An interesting question: is God punishing New Zealand?

An interesting question: is God punishing New Zealand?

Some Christians have wondered so. There are some grounds for that: God hates evil, God is on record (in biblical times) as punishing people and nations, there is much about New Zealand society that must be ethically and spiritually offensive to God, God has every right to punish, and one way or another we all deserve God’s chastening.

Most Christians would hesitate, though, to name specific natural disasters as God’s punishment. Can we be certain we definitely know God’s mind in this?

Biblically, natural disasters and human suffering in general are part of our fallen, sin-marred, groaning world (Romans 8:22). Human sinfulness has made a mess of God’s good creation, and continues to do so. Much suffering is also linked to ongoing human wrongdoing (our own, or that of others). And suffering happens to both believers and unbelievers.

Christians look forward to God’s justice one day being fully established, on the Day of Judgement, and in the new heaven and earth.

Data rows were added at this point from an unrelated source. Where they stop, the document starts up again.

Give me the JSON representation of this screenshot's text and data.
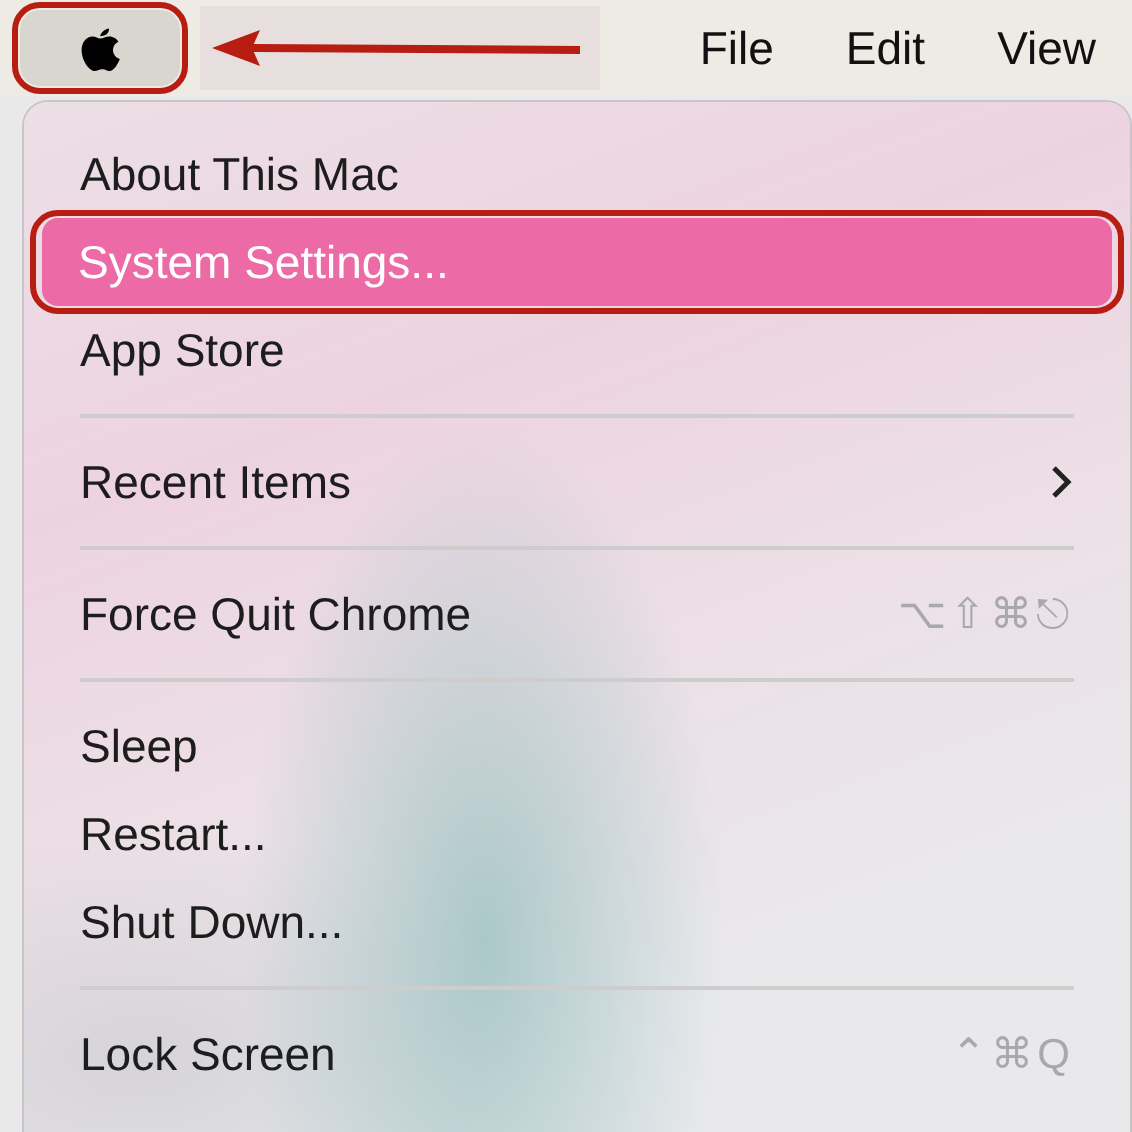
{
  "menu_bar": {
    "apple_menu": {
      "selected": true,
      "annotated": true
    },
    "annotation_arrow": true,
    "menus": [
      {
        "label": "File"
      },
      {
        "label": "Edit"
      },
      {
        "label": "View"
      }
    ]
  },
  "menu": {
    "items": [
      {
        "kind": "item",
        "label": "About This Mac",
        "selected": false
      },
      {
        "kind": "item",
        "label": "System Settings...",
        "selected": true,
        "annotated": true
      },
      {
        "kind": "item",
        "label": "App Store",
        "selected": false
      },
      {
        "kind": "separator"
      },
      {
        "kind": "item",
        "label": "Recent Items",
        "selected": false,
        "submenu": true
      },
      {
        "kind": "separator"
      },
      {
        "kind": "item",
        "label": "Force Quit Chrome",
        "selected": false,
        "shortcut": "⌥⇧⌘⎋"
      },
      {
        "kind": "separator"
      },
      {
        "kind": "item",
        "label": "Sleep",
        "selected": false
      },
      {
        "kind": "item",
        "label": "Restart...",
        "selected": false
      },
      {
        "kind": "item",
        "label": "Shut Down...",
        "selected": false
      },
      {
        "kind": "separator"
      },
      {
        "kind": "item",
        "label": "Lock Screen",
        "selected": false,
        "shortcut": "⌃⌘Q"
      }
    ]
  }
}
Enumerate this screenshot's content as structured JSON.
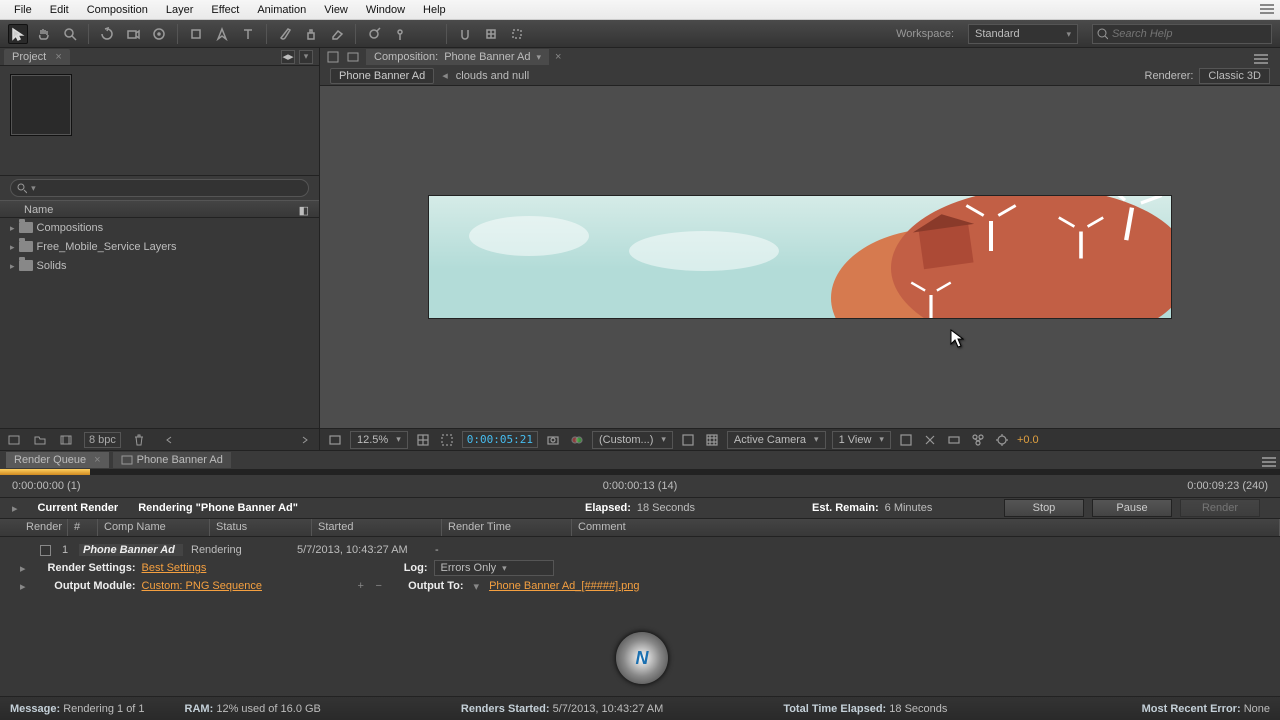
{
  "menu": {
    "items": [
      "File",
      "Edit",
      "Composition",
      "Layer",
      "Effect",
      "Animation",
      "View",
      "Window",
      "Help"
    ]
  },
  "workspace": {
    "label": "Workspace:",
    "value": "Standard",
    "search_placeholder": "Search Help"
  },
  "project": {
    "tab": "Project",
    "col_name": "Name",
    "items": [
      {
        "name": "Compositions"
      },
      {
        "name": "Free_Mobile_Service Layers"
      },
      {
        "name": "Solids"
      }
    ],
    "bpc": "8 bpc"
  },
  "composition": {
    "tab_prefix": "Composition:",
    "name": "Phone Banner Ad",
    "crumbs": [
      "Phone Banner Ad",
      "clouds and null"
    ],
    "renderer_label": "Renderer:",
    "renderer_value": "Classic 3D",
    "zoom": "12.5%",
    "timecode": "0:00:05:21",
    "color_mgmt": "(Custom...)",
    "camera": "Active Camera",
    "views": "1 View",
    "fte": "+0.0"
  },
  "render_queue": {
    "tabs": [
      "Render Queue",
      "Phone Banner Ad"
    ],
    "tc_left": "0:00:00:00 (1)",
    "tc_mid": "0:00:00:13 (14)",
    "tc_right": "0:00:09:23 (240)",
    "msg_label": "Current Render",
    "msg_text": "Rendering \"Phone Banner Ad\"",
    "elapsed_label": "Elapsed:",
    "elapsed_value": "18 Seconds",
    "est_label": "Est. Remain:",
    "est_value": "6 Minutes",
    "stop": "Stop",
    "pause": "Pause",
    "render": "Render",
    "cols": {
      "render": "Render",
      "num": "#",
      "comp": "Comp Name",
      "status": "Status",
      "started": "Started",
      "rtime": "Render Time",
      "comment": "Comment"
    },
    "item": {
      "num": "1",
      "comp": "Phone Banner Ad",
      "status": "Rendering",
      "started": "5/7/2013, 10:43:27 AM",
      "rtime": "-",
      "rs_label": "Render Settings:",
      "rs_value": "Best Settings",
      "om_label": "Output Module:",
      "om_value": "Custom: PNG Sequence",
      "log_label": "Log:",
      "log_value": "Errors Only",
      "out_label": "Output To:",
      "out_value": "Phone Banner Ad_[#####].png"
    }
  },
  "status": {
    "msg_label": "Message:",
    "msg": "Rendering 1 of 1",
    "ram_label": "RAM:",
    "ram": "12% used of 16.0 GB",
    "start_label": "Renders Started:",
    "start": "5/7/2013, 10:43:27 AM",
    "tot_label": "Total Time Elapsed:",
    "tot": "18 Seconds",
    "err_label": "Most Recent Error:",
    "err": "None"
  }
}
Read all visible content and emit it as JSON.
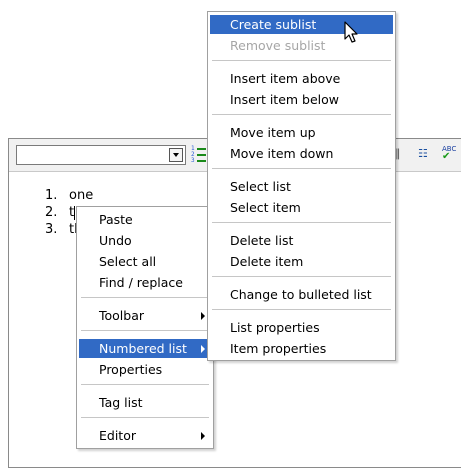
{
  "editor": {
    "toolbar": {
      "format_select_value": "",
      "icons": [
        "numbered-list-icon",
        "attachment-icon",
        "tree-icon",
        "spellcheck-icon"
      ],
      "spell_label": "ABC"
    },
    "list_numbers": [
      "1.",
      "2.",
      "3."
    ],
    "list_items": [
      "one",
      "t",
      "th"
    ]
  },
  "context_menu": {
    "paste": "Paste",
    "undo": "Undo",
    "select_all": "Select all",
    "find_replace": "Find / replace",
    "toolbar": "Toolbar",
    "numbered_list": "Numbered list",
    "properties": "Properties",
    "tag_list": "Tag list",
    "editor": "Editor"
  },
  "submenu": {
    "create_sublist": "Create sublist",
    "remove_sublist": "Remove sublist",
    "insert_above": "Insert item above",
    "insert_below": "Insert item below",
    "move_up": "Move item up",
    "move_down": "Move item down",
    "select_list": "Select list",
    "select_item": "Select item",
    "delete_list": "Delete list",
    "delete_item": "Delete item",
    "change_bulleted": "Change to bulleted list",
    "list_properties": "List properties",
    "item_properties": "Item properties"
  },
  "colors": {
    "highlight": "#316ac5",
    "disabled_text": "#a6a6a6",
    "toolbar_bg": "#f1f1f1"
  }
}
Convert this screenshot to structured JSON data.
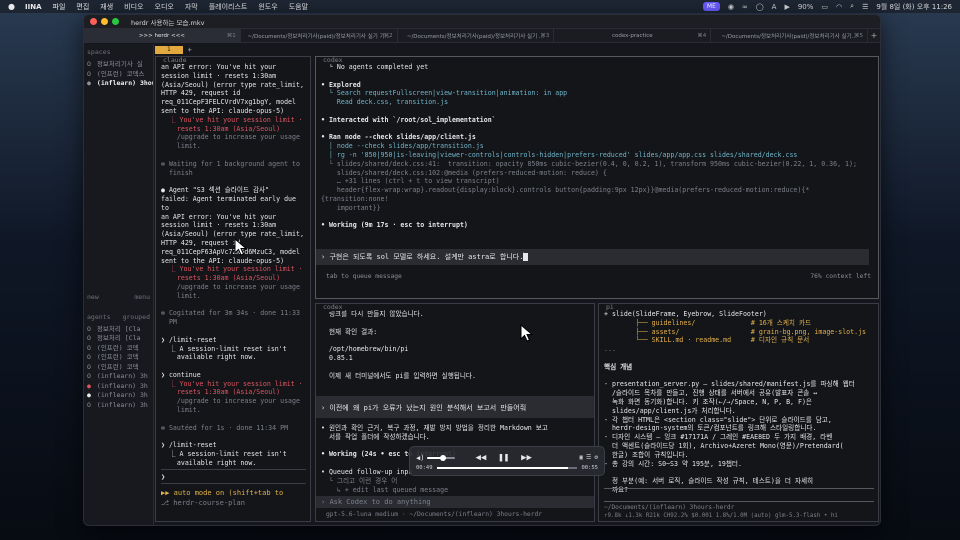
{
  "menubar": {
    "app": "IINA",
    "items": [
      "파일",
      "편집",
      "재생",
      "비디오",
      "오디오",
      "자막",
      "플레이리스트",
      "윈도우",
      "도움말"
    ],
    "battery": "90%",
    "clock": "9월 8일 (화) 오후 11:26",
    "badge": "ME"
  },
  "window": {
    "title": "herdr 사용하는 모습.mkv"
  },
  "tabs": [
    {
      "label": ">>> herdr <<<",
      "shortcut": "⌘1",
      "active": true
    },
    {
      "label": "~/Documents/정보처리기사(paid)/정보처리기사 실기 기...",
      "shortcut": "⌘2",
      "active": false
    },
    {
      "label": "~/Documents/정보처리기사(paid)/정보처리기사 실기 ...",
      "shortcut": "⌘3",
      "active": false
    },
    {
      "label": "codex-practice",
      "shortcut": "⌘4",
      "active": false
    },
    {
      "label": "~/Documents/정보처리기사(paid)/정보처리기사 실기...",
      "shortcut": "⌘5",
      "active": false
    }
  ],
  "sidebar": {
    "spaces_header": "spaces",
    "spaces": [
      {
        "marker": "O",
        "label": "정보처리기사 실",
        "active": false
      },
      {
        "marker": "O",
        "label": "(인프런) 코덱스",
        "active": false
      },
      {
        "marker": "●",
        "label": "(inflearn) 3hour",
        "active": true
      }
    ],
    "new_label": "new",
    "menu_label": "menu",
    "agents_header": "agents",
    "grouped_label": "grouped",
    "agents": [
      {
        "marker": "O",
        "label": "정보처리 [Cla",
        "tone": "muted"
      },
      {
        "marker": "O",
        "label": "정보처리 [Cla",
        "tone": "muted"
      },
      {
        "marker": "O",
        "label": "(인프런) 코덱",
        "tone": "muted"
      },
      {
        "marker": "O",
        "label": "(인프런) 코덱",
        "tone": "muted"
      },
      {
        "marker": "O",
        "label": "(인프런) 코덱",
        "tone": "muted"
      },
      {
        "marker": "O",
        "label": "(inflearn) 3h",
        "tone": "muted"
      },
      {
        "marker": "●",
        "label": "(inflearn) 3h",
        "tone": "red"
      },
      {
        "marker": "●",
        "label": "(inflearn) 3h",
        "tone": "white"
      },
      {
        "marker": "O",
        "label": "(inflearn) 3h",
        "tone": "muted"
      }
    ]
  },
  "pane_tab": {
    "number": "1",
    "add": "+"
  },
  "claude_pane": {
    "label": "claude",
    "lines": [
      {
        "text": "an API error: You've hit your\nsession limit · resets 1:30am\n(Asia/Seoul) (error type rate_limit,\nHTTP 429, request id\nreq_011CepF3FELCVrdV7xg1bgY, model\nsent to the API: claude-opus-5)",
        "cls": "c-white"
      },
      {
        "text": "  ⎿ You've hit your session limit ·\n    resets 1:30am (Asia/Seoul)",
        "cls": "c-red"
      },
      {
        "text": "    /upgrade to increase your usage\n    limit.",
        "cls": "c-muted"
      },
      {
        "text": " ",
        "cls": ""
      },
      {
        "text": "✻ Waiting for 1 background agent to\n  finish",
        "cls": "c-muted"
      },
      {
        "text": " ",
        "cls": ""
      },
      {
        "text": "● Agent \"S3 섹션 슬라이드 감사\"\nfailed: Agent terminated early due to\nan API error: You've hit your\nsession limit · resets 1:30am\n(Asia/Seoul) (error type rate_limit,\nHTTP 429, request id\nreq_011CepF63ApVc7ZN6d6MzuC3, model\nsent to the API: claude-opus-5)",
        "cls": "c-white"
      },
      {
        "text": "  ⎿ You've hit your session limit ·\n    resets 1:30am (Asia/Seoul)",
        "cls": "c-red"
      },
      {
        "text": "    /upgrade to increase your usage\n    limit.",
        "cls": "c-muted"
      },
      {
        "text": " ",
        "cls": ""
      },
      {
        "text": "✻ Cogitated for 3m 34s · done 11:33\n  PM",
        "cls": "c-muted"
      },
      {
        "text": " ",
        "cls": ""
      },
      {
        "text": "❯ /limit-reset",
        "cls": "c-white"
      },
      {
        "text": "  ⎿ A session-limit reset isn't\n    available right now.",
        "cls": "c-white"
      },
      {
        "text": " ",
        "cls": ""
      },
      {
        "text": "❯ continue",
        "cls": "c-white"
      },
      {
        "text": "  ⎿ You've hit your session limit ·\n    resets 1:30am (Asia/Seoul)",
        "cls": "c-red"
      },
      {
        "text": "    /upgrade to increase your usage\n    limit.",
        "cls": "c-muted"
      },
      {
        "text": " ",
        "cls": ""
      },
      {
        "text": "✻ Sautéed for 1s · done 11:34 PM",
        "cls": "c-muted"
      },
      {
        "text": " ",
        "cls": ""
      },
      {
        "text": "❯ /limit-reset",
        "cls": "c-white"
      },
      {
        "text": "  ⎿ A session-limit reset isn't\n    available right now.",
        "cls": "c-white"
      }
    ],
    "prompt": "❯",
    "footer_mode": "▶▶ auto mode on (shift+tab to",
    "footer_branch": "⎇ herdr-course-plan"
  },
  "codex_top": {
    "label": "codex",
    "lines": [
      {
        "text": "  └ No agents completed yet",
        "cls": "c-white"
      },
      {
        "text": " ",
        "cls": ""
      },
      {
        "text": "• Explored",
        "cls": "c-bold"
      },
      {
        "text": "  └ Search requestFullscreen|view-transition|animation: in app",
        "cls": "c-cyan"
      },
      {
        "text": "    Read deck.css, transition.js",
        "cls": "c-cyan"
      },
      {
        "text": " ",
        "cls": ""
      },
      {
        "text": "• Interacted with `/root/sol_implementation`",
        "cls": "c-bold"
      },
      {
        "text": " ",
        "cls": ""
      },
      {
        "text": "• Ran node --check slides/app/client.js",
        "cls": "c-bold"
      },
      {
        "text": "  │ node --check slides/app/transition.js",
        "cls": "c-cyan"
      },
      {
        "text": "  │ rg -n '850|950|is-leaving|viewer-controls|controls-hidden|prefers-reduced' slides/app/app.css slides/shared/deck.css",
        "cls": "c-cyan"
      },
      {
        "text": "  └ slides/shared/deck.css:41:  transition: opacity 850ms cubic-bezier(0.4, 0, 0.2, 1), transform 950ms cubic-bezier(0.22, 1, 0.36, 1);",
        "cls": "c-muted"
      },
      {
        "text": "    slides/shared/deck.css:102:@media (prefers-reduced-motion: reduce) {",
        "cls": "c-muted"
      },
      {
        "text": "    … +31 lines (ctrl + t to view transcript)",
        "cls": "c-muted"
      },
      {
        "text": "    header{flex-wrap:wrap}.readout{display:block}.controls button{padding:9px 12px}}@media(prefers-reduced-motion:reduce){*{transition:none!",
        "cls": "c-muted"
      },
      {
        "text": "    important}}",
        "cls": "c-muted"
      },
      {
        "text": " ",
        "cls": ""
      },
      {
        "text": "• Working (9m 17s · esc to interrupt)",
        "cls": "c-bold"
      },
      {
        "text": " ",
        "cls": ""
      }
    ],
    "input_prefix": "›",
    "input_text": "구현은 되도록 sol 모델로 하세요. 설계만 astra로 합니다.",
    "hint": "tab to queue message",
    "context": "76% context left"
  },
  "codex_bottom": {
    "label": "codex",
    "lines": [
      {
        "text": "  링크를 다시 만들지 않았습니다.",
        "cls": "c-white"
      },
      {
        "text": " ",
        "cls": ""
      },
      {
        "text": "  현재 확인 결과:",
        "cls": "c-white"
      },
      {
        "text": " ",
        "cls": ""
      },
      {
        "text": "  /opt/homebrew/bin/pi",
        "cls": "c-white"
      },
      {
        "text": "  0.85.1",
        "cls": "c-white"
      },
      {
        "text": " ",
        "cls": ""
      },
      {
        "text": "  이제 새 터미널에서도 pi를 입력하면 실행됩니다.",
        "cls": "c-white"
      },
      {
        "text": " ",
        "cls": ""
      },
      {
        "text": " ",
        "cls": ""
      }
    ],
    "user_msg": "› 이전에 왜 pi가 오류가 났는지 원인 분석해서 보고서 만들어줘",
    "lines2": [
      {
        "text": "• 원인과 확인 근거, 복구 과정, 재발 방지 방법을 정리한 Markdown 보고\n  서를 작업 폴더에 작성하겠습니다.",
        "cls": "c-white"
      },
      {
        "text": " ",
        "cls": ""
      },
      {
        "text": "• Working (24s • esc to interrupt)",
        "cls": "c-bold"
      },
      {
        "text": " ",
        "cls": ""
      },
      {
        "text": "• Queued follow-up inpu",
        "cls": "c-white"
      },
      {
        "text": "  └ 그리고 이런 경우 어",
        "cls": "c-muted"
      },
      {
        "text": "    ↳ + edit last queued message",
        "cls": "c-muted"
      }
    ],
    "input_prefix": "›",
    "input_placeholder": "Ask Codex to do anything",
    "status": "gpt-5.6-luna medium · ~/Documents/(inflearn) 3hours-herdr"
  },
  "pi_pane": {
    "label": "pi",
    "lines": [
      {
        "text": "+ slide(SlideFrame, Eyebrow, SlideFooter)",
        "cls": "c-white"
      },
      {
        "text": "        ├── guidelines/              # 16개 스케치 카드",
        "cls": "c-yellow"
      },
      {
        "text": "        ├── assets/                  # grain-bg.png, image-slot.js",
        "cls": "c-yellow"
      },
      {
        "text": "        └── SKILL.md · readme.md     # 디자인 규칙 문서",
        "cls": "c-yellow"
      },
      {
        "text": "...",
        "cls": "c-muted"
      },
      {
        "text": " ",
        "cls": ""
      },
      {
        "text": "핵심 개념",
        "cls": "c-bold"
      },
      {
        "text": " ",
        "cls": ""
      },
      {
        "text": "- presentation_server.py — slides/shared/manifest.js를 파싱해 웹터\n  /슬라이드 목차를 만들고, 진행 상태를 서버에서 공유(발표자 콘솔 ↔\n  녹화 화면 동기화)합니다. 키 조작(←/→/Space, N, P, B, F)은\n  slides/app/client.js가 처리합니다.",
        "cls": "c-white"
      },
      {
        "text": "- 각 챕터 HTML은 <section class=\"slide\"> 단위로 슬라이드를 담고,\n  herdr-design-system의 토큰/컴포넌트를 링크해 스타일링합니다.",
        "cls": "c-white"
      },
      {
        "text": "- 디자인 시스템 — 잉크 #17171A / 그레인 #EAE8ED 두 가지 배경, 라벤\n  더 액센트(슬라이드당 1회), Archivo+Azeret Mono(영문)/Pretendard(\n  한글) 조합이 규칙입니다.",
        "cls": "c-white"
      },
      {
        "text": "- 총 강의 시간: S0~S3 약 195분, 19챕터.",
        "cls": "c-white"
      },
      {
        "text": " ",
        "cls": ""
      },
      {
        "text": "  정 부분(예: 서버 로직, 슬라이드 작성 규칙, 테스트)을 더 자세히\n  까요?",
        "cls": "c-white"
      },
      {
        "text": " ",
        "cls": ""
      }
    ],
    "input_prefix": "",
    "path": "~/Documents/(inflearn) 3hours-herdr",
    "status": "↑9.8k ↓1.3k R21k CH92.2% $0.001 1.8%/1.0M (auto)  glm-5.3-flash • hi"
  },
  "media": {
    "elapsed": "00:49",
    "remaining": "00:55",
    "progress": 0.93,
    "volume": 0.55
  }
}
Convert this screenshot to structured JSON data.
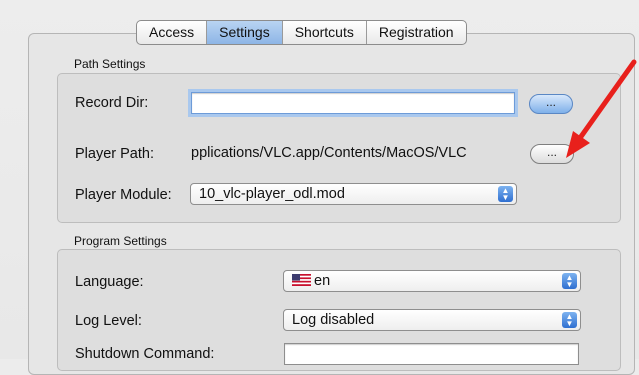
{
  "tabs": [
    {
      "label": "Access",
      "active": false
    },
    {
      "label": "Settings",
      "active": true
    },
    {
      "label": "Shortcuts",
      "active": false
    },
    {
      "label": "Registration",
      "active": false
    }
  ],
  "path_settings": {
    "group_label": "Path Settings",
    "record_dir_label": "Record Dir:",
    "record_dir_value": "",
    "record_browse_label": "...",
    "player_path_label": "Player Path:",
    "player_path_value": "pplications/VLC.app/Contents/MacOS/VLC",
    "player_browse_label": "...",
    "player_module_label": "Player Module:",
    "player_module_value": "10_vlc-player_odl.mod"
  },
  "program_settings": {
    "group_label": "Program Settings",
    "language_label": "Language:",
    "language_value": "en",
    "language_flag_icon": "us-flag-icon",
    "log_level_label": "Log Level:",
    "log_level_value": "Log disabled",
    "shutdown_label": "Shutdown Command:",
    "shutdown_value": ""
  },
  "annotation": {
    "arrow_color": "#e8201c"
  },
  "colors": {
    "accent": "#8db5e6",
    "button_primary": "#7fb0ea"
  }
}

In the meantime, it appears God in his mercy stays his hand, and all over the world much individual and societal sin remains unpunished for now.

Unquestionably, human suffering can provoke people to review their lives, and sometimes to reach out to God. This remains a great time for Christians to be praying for others around us, and for our society, and to be reaching out with Jesus’ love and grace.

God …and storms, earthquakes, Gen Z, and ‘hate speech’ law

God …and storms, earthquakes, Gen Z, and ‘hate speech’ law

Storms and quakes

The shocking devastation wreaked in New Zealand by the recent storms, and in Turkey and Syria by the earthquake, remind us that in this fallen world our safety can never be assumed. All human life is mortal and vulnerable, and God alone is our Rock and our eternal refuge. These were natural disasters, for sure, but there were also exacerbating elements of human culpability. These include unwise land use, and worldwide unwillingness to make the changes that could more effectively reduce climate change, and – in Turkey and Syria – the complicating factors of poverty, inadequate building standards, division, and civil war. For Christians, such events also remind us to pray for all those who have been traumatised, or mourn, or have suffered other great loss, and to love our neighbours and offer support and practical help to those who need it.

Understanding Gen Z

NZCN warmly encourages pastors, youth leaders, and young adults leaders to register for the free The Open Generation events, being held in four different centres around New Zealand. Sponsored by Alpha and World Vision, these seminars will unpack the results of Barna research on the thinking of Gen Z (ages 13-17) youth. The study explored the thinking of 25,000 teenagers across 26 countries. The aim of the study was to help ministry leaders understand how teenagers see their faith and the world, especially in relation to Jesus, the Bible, and Justice. Each event will feature David Kinnaman (CEO Barna group), Dr Sam Bloore (Venn Foundation), and a panel of local practitioners from each city.

Register yourself and any other leaders from your church for this free event, which will be held in Auckland, Christchurch, and Wellington.

The postponing of proposed Hate Speech amendment

NZCN was pleased to see the Government withdraw its proposed legislation on “hate speech”, an amendment to the Human Rights Act to outlaw incitements to hatred on the basis of “religion”. Almost everyone agrees that all incitements to hatred and violence are deplorable, and that the horrific attack on the Christchurch mosques was utterly inexcusable. The inclusion of “religion” as a category in the legislation was problematical, however, as NZCN pointed out in our submission. Among other things, which religions would be included, how do you define majority and minority religions, and could this inclusion inhibit proclamation or critique by anyone of any belief for fear that someone somewhere might lay a complaint that they were being hateful? NZCN suggested the matter needed to be thought through much more carefully. We also note that the matter has only been deferred, and that the Government has previously also wanted to include some other protected categories.